There are different types of bridging finance that are available, these are regulated and non-regulated loans.
- Regulated bridging loans are secured on a property you are living in or intend to live in.
- Non-regulated bridging loans are useful for corporate entities or properties you are NOT going to live in.
As a specialist bridging loan broker, we have access to both regulated and non-regulated loans. We will do our very best to find you the most suitable loan, as fast as possible and with as little stress and hassle.
Regulation under the FCA aims to provide consumers with protection including being covered by the Financial Services Compensation Scheme (FSCS), which helps to protect you against bad advice and mis-selling, among other things.
Advantages and disadvantages of bridging loans
Before you get a bridging loan, it is important that you consider whether it is the right finance option for your plans. So, it is worth thinking about the benefits and drawbacks. These are:
Fast funds – Compared to other types of loans, bridging finance can be a lot quicker. So, if you have plans which need funding fast, this could be really useful to you.
Large loan sizes – As a property has been used as security, lenders are often more relaxed about giving larger loan sizes to borrowers.
Range of choices – Bridging loans can be quite flexible and offer a great amount of choice, in that a variety of interest rates and repayment terms are available. Also, a selection of different property types can be used to secure the loan too.
Higher interest rates – The interest rates for short term finance is usually higher than longer term solutions. Therefore, you may be charged a higher interest rate with this finance option.
Your home could be repossessed – Similar to other types of secured finance, your property is at risk of repossession if you fail to make your repayments.
How do I make an enquiry?
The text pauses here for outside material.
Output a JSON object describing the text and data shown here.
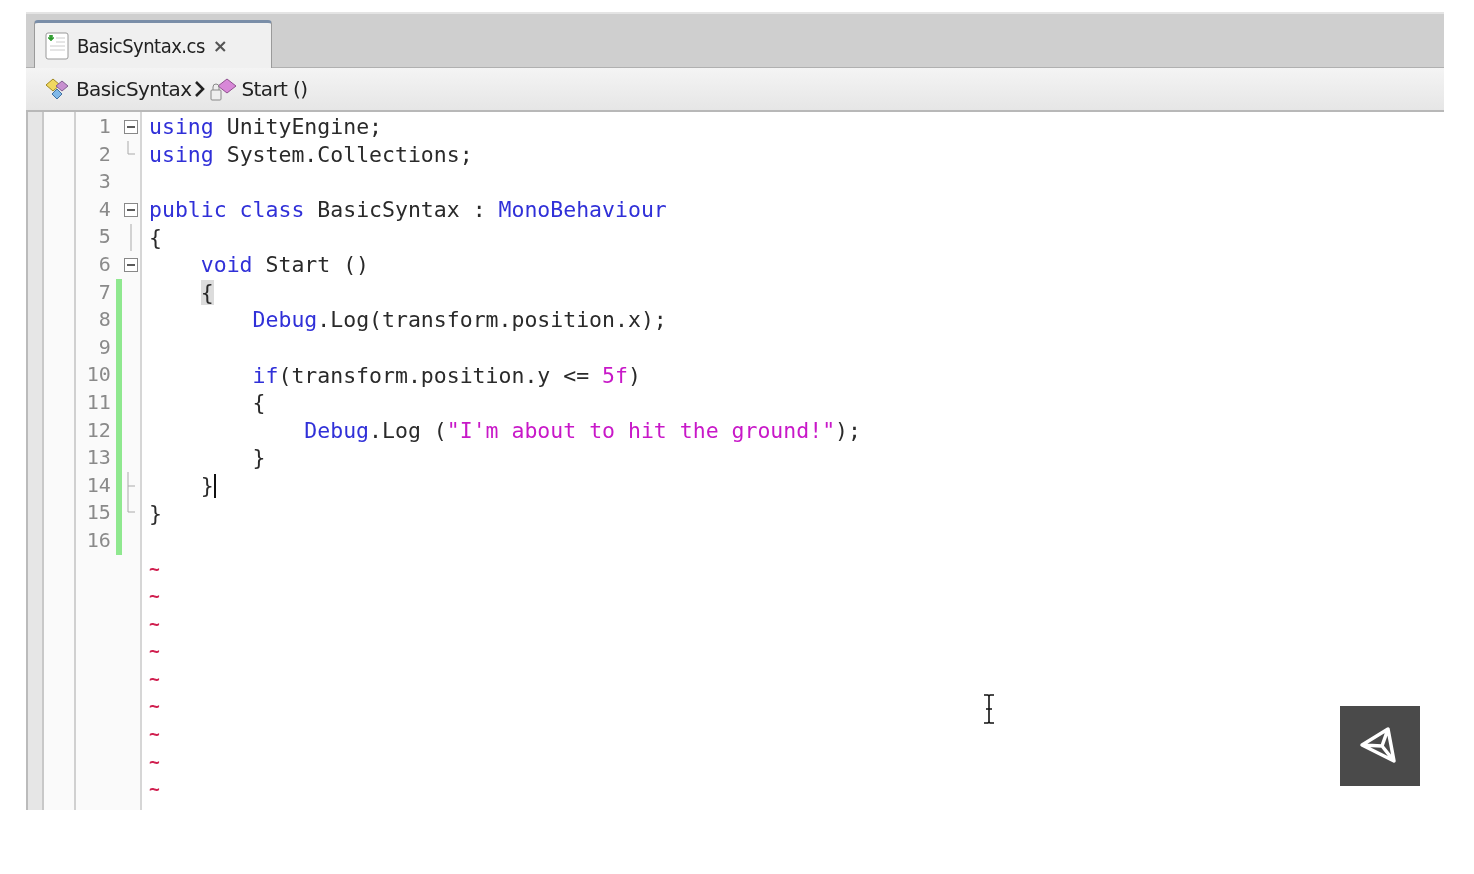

Making an enquiry to our bridging experts is easy. You can speak with an advisor on the phone by calling 0800 032 3535 (all calls are free). Alternatively, you can email the team or fill in our ‘contact us’ form and we’ll call you.